The traditional economic account of collective action problems stems from the premise that sub-optimal participation in collective efforts to create and preserve public goods, such as a clean environment, is a direct result of rational decisions made by individuals to advance their own interests over those of the group, while often consuming the benefits of investments made by others (i.e., “free riding”). Yet, emerging scholarship in the behavioral and social sciences sheds new light on the choices that people make, and especially on what is ostensibly “free riding” behavior, leading to the general conclusion that failures to create and sustain are often attributable to cognitive and behavioral tendencies that can be modified. These insights should be harnessed within the field of public health policy to help us understand how to reduce the number of people who shirk responsibilities to larger groups. Importantly, these studies lead to the conclusion that CAPs are often imperfectly conceptualized as simple “free rider” problems. This developing body of knowledge also highlights the more complex composition of CAPs.

This paper analyzes several public health issues using an enriched CAPs framework in order to illustrate its advantages in prescribing public policies. In planning for solving CAPs in public health, we advocate a more prominent incorporation of behavioral components. Interestingly, the literatures in medicine and public health have thus far given little attention to CAPs in many situations that would fit well with the body of knowledge gained in the fields of behavioral law and economics. We also believe that lessons learned in resolving CAPs in bio-medicine could foster a more general discussion of the obligations of citizenship and individual as well as communal responsibilities, but space limitations preclude a more detailed exposition of this thesis here.
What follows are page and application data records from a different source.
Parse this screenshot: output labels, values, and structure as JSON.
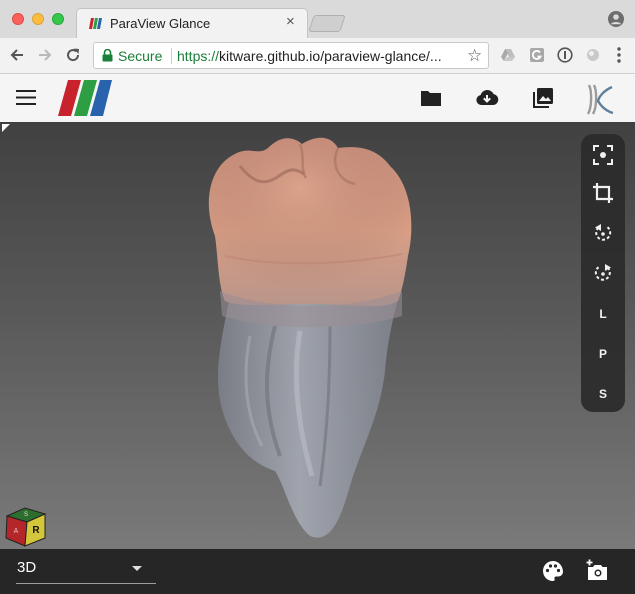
{
  "browser": {
    "tab_title": "ParaView Glance",
    "tab_close": "×",
    "secure_label": "Secure",
    "url_scheme": "https://",
    "url_host": "kitware.github.io",
    "url_path": "/paraview-glance/...",
    "star_glyph": "☆"
  },
  "app": {
    "name": "ParaView Glance",
    "colors": {
      "logo_red": "#c8232c",
      "logo_green": "#2e9e44",
      "logo_blue": "#2a63ad",
      "header_bg": "#f5f5f5",
      "viewport_top": "#414141",
      "viewport_bottom": "#7a7a7a",
      "footer_bg": "#262626"
    },
    "header_icons": [
      "menu-icon",
      "folder-icon",
      "cloud-download-icon",
      "image-icon",
      "kitware-logo"
    ]
  },
  "view_tools": {
    "icons": [
      "reset-camera-icon",
      "crop-icon",
      "rotate-left-icon",
      "rotate-right-icon"
    ],
    "axis_buttons": [
      {
        "label": "L"
      },
      {
        "label": "P"
      },
      {
        "label": "S"
      }
    ]
  },
  "orientation_cube": {
    "face_label": "R",
    "top_label": "S",
    "side_label": "A"
  },
  "footer": {
    "view_type": "3D",
    "icons": [
      "palette-icon",
      "screenshot-icon"
    ]
  }
}
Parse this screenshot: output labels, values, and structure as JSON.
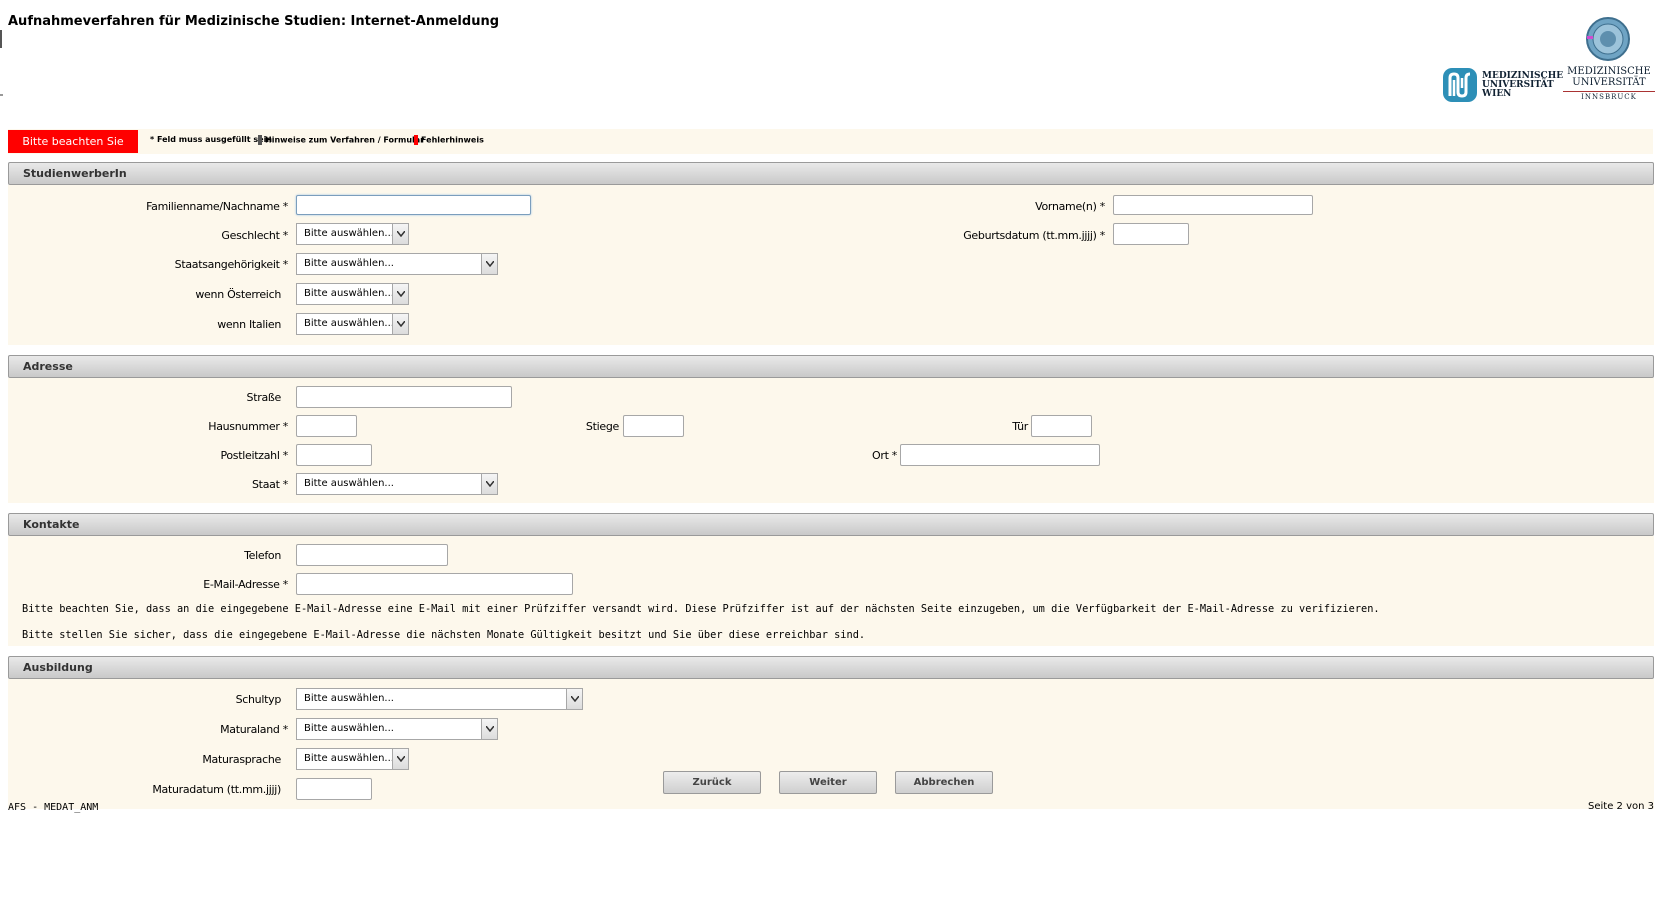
{
  "page": {
    "title": "Aufnahmeverfahren für Medizinische Studien: Internet-Anmeldung",
    "footer_left": "AFS - MEDAT_ANM",
    "footer_right": "Seite 2 von 3"
  },
  "logos": {
    "wien": [
      "MEDIZINISCHE",
      "UNIVERSITÄT",
      "WIEN"
    ],
    "innsbruck": [
      "MEDIZINISCHE",
      "UNIVERSITÄT",
      "INNSBRUCK"
    ]
  },
  "legend": {
    "notice": "Bitte beachten Sie",
    "required": "* Feld muss ausgefüllt sein",
    "hint": "Hinweise zum Verfahren / Formular",
    "error": "Fehlerhinweis",
    "colors": {
      "notice": "#ff0000",
      "hint": "#555555",
      "error": "#ff0000"
    }
  },
  "sections": {
    "studienwerber": {
      "title": "StudienwerberIn",
      "familienname": "Familienname/Nachname *",
      "vorname": "Vorname(n) *",
      "geschlecht": "Geschlecht *",
      "geburtsdatum": "Geburtsdatum (tt.mm.jjjj) *",
      "staatsangehoerigkeit": "Staatsangehörigkeit *",
      "oesterreich": "wenn Österreich",
      "italien": "wenn Italien"
    },
    "adresse": {
      "title": "Adresse",
      "strasse": "Straße",
      "hausnummer": "Hausnummer *",
      "stiege": "Stiege",
      "tuer": "Tür",
      "plz": "Postleitzahl *",
      "ort": "Ort *",
      "staat": "Staat *"
    },
    "kontakte": {
      "title": "Kontakte",
      "telefon": "Telefon",
      "email": "E-Mail-Adresse *",
      "note1": "Bitte beachten Sie, dass an die eingegebene E-Mail-Adresse eine E-Mail mit einer Prüfziffer versandt wird. Diese Prüfziffer ist auf der nächsten Seite einzugeben, um die Verfügbarkeit der E-Mail-Adresse zu verifizieren.",
      "note2": "Bitte stellen Sie sicher, dass die eingegebene E-Mail-Adresse die nächsten Monate Gültigkeit besitzt und Sie über diese erreichbar sind."
    },
    "ausbildung": {
      "title": "Ausbildung",
      "schultyp": "Schultyp",
      "maturaland": "Maturaland *",
      "maturasprache": "Maturasprache",
      "maturadatum": "Maturadatum (tt.mm.jjjj)"
    }
  },
  "select_placeholder": "Bitte auswählen...",
  "buttons": {
    "back": "Zurück",
    "next": "Weiter",
    "cancel": "Abbrechen"
  }
}
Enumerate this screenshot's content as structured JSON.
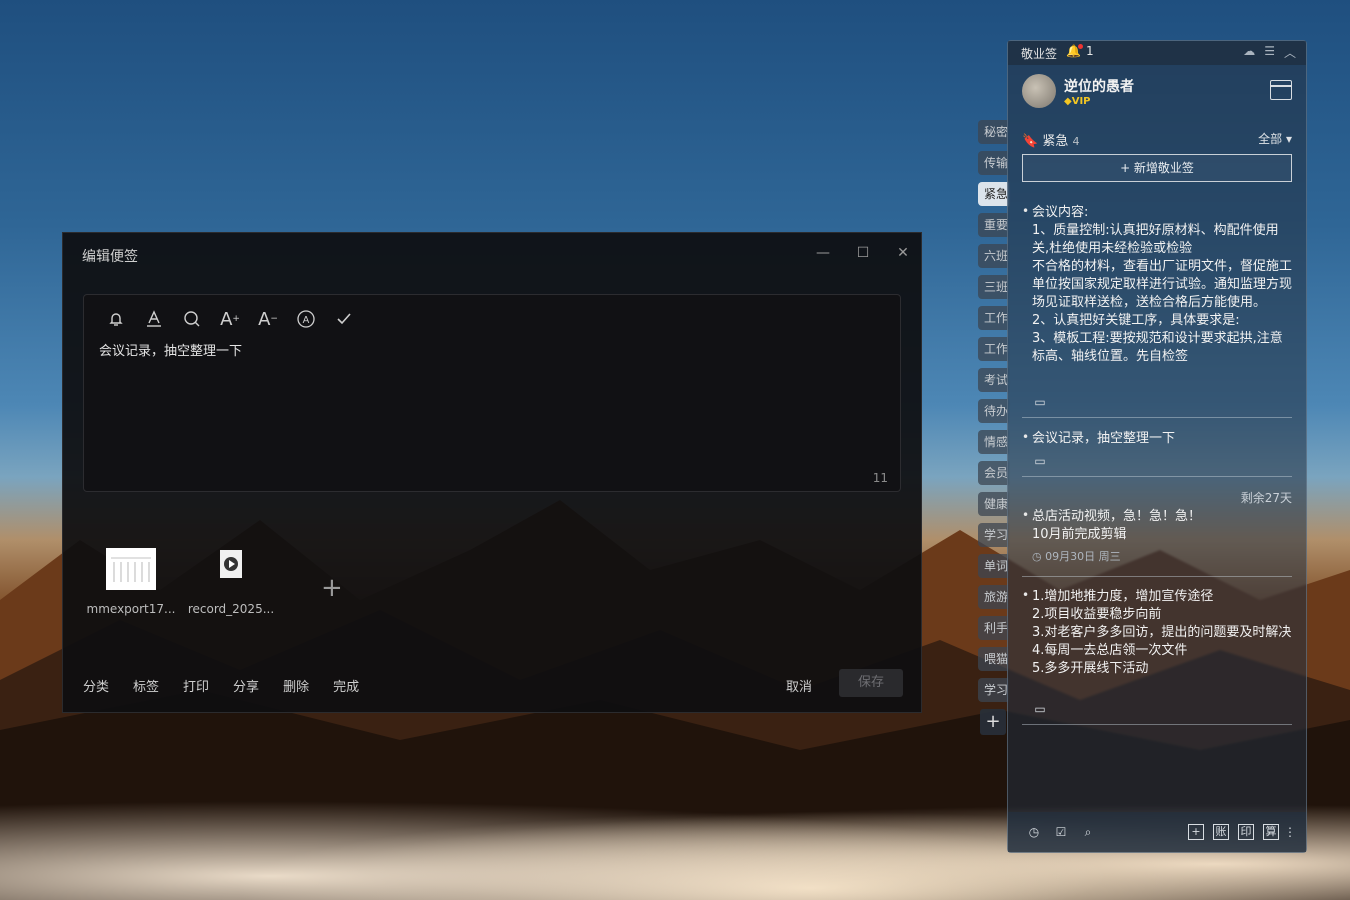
{
  "editor": {
    "title": "编辑便签",
    "text": "会议记录，抽空整理一下",
    "counter": "11",
    "attachments": [
      {
        "name": "mmexport17..."
      },
      {
        "name": "record_2025..."
      }
    ],
    "actions": [
      "分类",
      "标签",
      "打印",
      "分享",
      "删除",
      "完成"
    ],
    "cancel": "取消",
    "save": "保存"
  },
  "tabs": [
    "秘密",
    "传输",
    "紧急",
    "重要",
    "六班",
    "三班",
    "工作",
    "工作",
    "考试",
    "待办",
    "情感",
    "会员",
    "健康",
    "学习",
    "单词",
    "旅游",
    "利手",
    "喂猫",
    "学习"
  ],
  "panel": {
    "app_name": "敬业签",
    "bell_count": "1",
    "username": "逆位的愚者",
    "vip": "VIP",
    "filter": "紧急",
    "filter_count": "4",
    "all": "全部",
    "add_note": "+ 新增敬业签",
    "remaining": "剩余27天",
    "notes": [
      {
        "text": "会议内容:\n1、质量控制:认真把好原材料、构配件使用关,杜绝使用未经检验或检验\n不合格的材料，查看出厂证明文件，督促施工单位按国家规定取样进行试验。通知监理方现场见证取样送检，送检合格后方能使用。\n2、认真把好关键工序，具体要求是:\n3、模板工程:要按规范和设计要求起拱,注意标高、轴线位置。先自检签"
      },
      {
        "text": "会议记录，抽空整理一下"
      },
      {
        "text": "总店活动视频，急！急！急！\n10月前完成剪辑",
        "meta": "09月30日 周三"
      },
      {
        "text": "1.增加地推力度，增加宣传途径\n2.项目收益要稳步向前\n3.对老客户多多回访，提出的问题要及时解决\n4.每周一去总店领一次文件\n5.多多开展线下活动"
      }
    ],
    "bottom_left_icons": [
      "clock-icon",
      "checklist-icon",
      "search-icon"
    ],
    "bottom_right_icons": [
      "+",
      "账",
      "印",
      "算"
    ]
  }
}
In this paper, we use two case studies. One regards vaccination, an archetypal example of collective action in public health. The other regards organ donation. In the immunization case, collective action is necessary in order to achieve herd immunity; once such immunity is achieved, the benefits of decreased mortality and morbidity are available to all. However, given the reality of herd immunity, those who refrain from vaccination are nevertheless protected by the actions of their vaccinated peers. Nonvaccinated people hence enjoy a free ride — they are provided protection (herd immunity) at no cost (the injection and possible adverse sequelae). Exemptors from vaccination do expose themselves to possible outbreaks of the pertinent disease, but such eventualities are considered rare. Yet if a sufficiently large number of people avoid vaccination, then there will be insufficient herd immunity. Indeed, in recent decades decreased vaccination rates have led to outbreaks. Policy remedies have concentrated on the use of mandatory vaccination laws (mostly pre-school vaccination requirements), coupled with legislation (the Vaccine Injury Compensation Program in the US and similar laws in other countries) that provides no-fault, administrative compensation for adverse effects that have been scientifically linked to covered vaccines. Still, a tendency to relax mandatory vaccination laws by introducing exemption clauses has decreased the number of vaccinated children. This is a constant source of worry for those interested in maintaining herd immunity.

In the case of organ donation, we have the technology to save lives, but the waiting list for organs is growing (numbering more than 100,000 people), waiting periods on the lists are frustratingly long, and more than 7,000 people die while awaiting an organ.

Noticeably, the number of people who die in circumstances that make them potential organ donors is sufficient to eliminate death while awaiting an organ and significantly reducing the length of the waiting lists. Yet in many countries, including the US, the actual retrieval rate based on donor cards or families' consent is only 50% of the potential, though the public's expressed support for organ donation reaches 90 percent or more. Policy solutions developed in the US include, among others, improved identification systems, organ procurement organization best practice guidelines, and massive public education campaigns. The results are encouraging but these measures alone will nevertheless remain insufficient.

In the following, we briefly summarize salient concepts as they relate to decisionmaking of individuals and groups bearing on the resolution of CAPs. Our goal is to identify and incorporate additional tools that may aid public health policymakers to deal with less-than ideal collective action outcomes. We start with a succinct description of PGs, CAs, and resulting CAPs as they relate to choice-making. We then turn our attention to behavioral economics and end by highlighting a few key conclusions.

Richard J. Bonnie, Gil Siegal & Neomi Siegal, An Account of Collective Actions in Public Health, 99 American Journal of Public Health, 1583–1587 (2009).